Share your new knowledge of home energy-efficiency trends in California! We’ve put together an interactive list of statistics, facts, quotes, and tips all about heating and cooling costs, insulation and sealing, and window replacement. Click “Tweet This” to share on Twitter, or repost your favorites to Facebook or Google+.
26 Facts & Tips About California Home Energy Efficiency
In 2009, Californians spent an average of $2,838.67 per person on energy. That's $622 less than the US average. Via @ENERGY. #ProgPro (Tweet This)
In 2009, 58% of U.S. homes had efficient multi-pane windows, up from 36% in 1993. Via @EIAgov #ProgPro (Tweet This)
60% of U.S. homes are heated and cooled by ducted forced air systems, which are only 60-75% efficient. Via @ENERGY #ProgPro (Tweet This)
Last updated 6 years ago
Windows provide much more than aesthetic value: They play an enormous role in providing individual rooms with natural light and maintaining a consistent temperature inside your home. That’s why it’s important to take the time to pick the right kind of window for your home. The most popular types of residential windows include:
If your primary goal is to add natural light to a room, a fixed window may be the most convenient and cost-effective option. Fixed windows cannot be opened and they are commonly used for decorative purposes or to complement other windows in a room. Fixed windows are great for bathrooms, hallways, and near ceilings.
The most common type of window in most residences, the double-hung window is made of two overlapping sashes, one of which can be slid to one side in order to open the window.
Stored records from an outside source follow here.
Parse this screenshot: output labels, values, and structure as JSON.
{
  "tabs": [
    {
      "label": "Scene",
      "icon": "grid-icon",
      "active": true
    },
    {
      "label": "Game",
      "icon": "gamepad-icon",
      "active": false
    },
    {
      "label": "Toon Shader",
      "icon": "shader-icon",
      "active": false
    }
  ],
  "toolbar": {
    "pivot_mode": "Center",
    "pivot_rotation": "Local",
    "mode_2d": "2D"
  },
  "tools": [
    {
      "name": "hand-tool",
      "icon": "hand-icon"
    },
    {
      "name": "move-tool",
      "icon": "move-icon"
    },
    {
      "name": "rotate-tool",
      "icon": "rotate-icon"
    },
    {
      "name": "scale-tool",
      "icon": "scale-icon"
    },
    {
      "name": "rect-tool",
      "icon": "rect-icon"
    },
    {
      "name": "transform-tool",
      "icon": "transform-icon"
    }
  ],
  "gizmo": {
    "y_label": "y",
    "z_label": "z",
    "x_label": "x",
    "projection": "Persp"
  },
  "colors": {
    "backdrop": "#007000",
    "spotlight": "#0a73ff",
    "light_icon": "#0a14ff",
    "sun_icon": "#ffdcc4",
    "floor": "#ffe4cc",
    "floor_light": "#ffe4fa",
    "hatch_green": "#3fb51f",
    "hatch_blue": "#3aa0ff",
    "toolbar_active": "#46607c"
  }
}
If you’re looking to keep air-conditioned air from escaping from a room yet still have the ability to open the window, a double-hung window is your most dependable option.
Casement windows are hinged windows that swing open from the side. They are a popular choice in warm climates that receive little rain since they make it easy to air out rooms. Casement windows are always placed in easily accessible spots and are easy to keep clean.
An awning window is similar to a casement window, except that it is hinged at the top and opens from the bottom. Awning windows are ideal for rainy areas because they can be opened during downpours; instead of entering the home, the water will slide off the open sill.
Bays and Bows
A bay or bow window opens outward. It is generally large, taking up more room than most windows. Its benefits are considerable: Bay windows make a room look bigger, provide plenty of natural light, and has room for plants, vases, and other decorative touches. Bay windows are popular for their visual effects on a room.
If you would like help exploring your window options, consult with the experts at Progressive Insulation & Windows. You can learn more about our high-quality replacement windows by calling (818) 709-0988 today.
Last updated 5 years ago
These retrofit windows were installed by Progressive's Craftsman Crew. Not only beautiful, but functional. They are well insulated windows.
Last updated 6 years ago
When it comes to conserving energy at home, don’t overlook the importance of your windows. Buying the right kind of windows can significantly reduce the amount of energy you use in your home.
As this video explains, you should always look for the Energy Star label when you buy replacement windows for your home. Energy-efficient windows are designed to keep inside air from leaking out of your home—or outside air from trickling into your home. This makes it easier for you to maintain a steady temperature, and reduces the need to run your heater or air conditioner.
To learn which replacement windows will best suit the needs of your home, consult the experts at Progressive Insulation & Windows. Our team of licensed professionals has provided high-quality window installation and replacement services to Southern California homeowners for 30 years. For more information, call (818) 709-0988.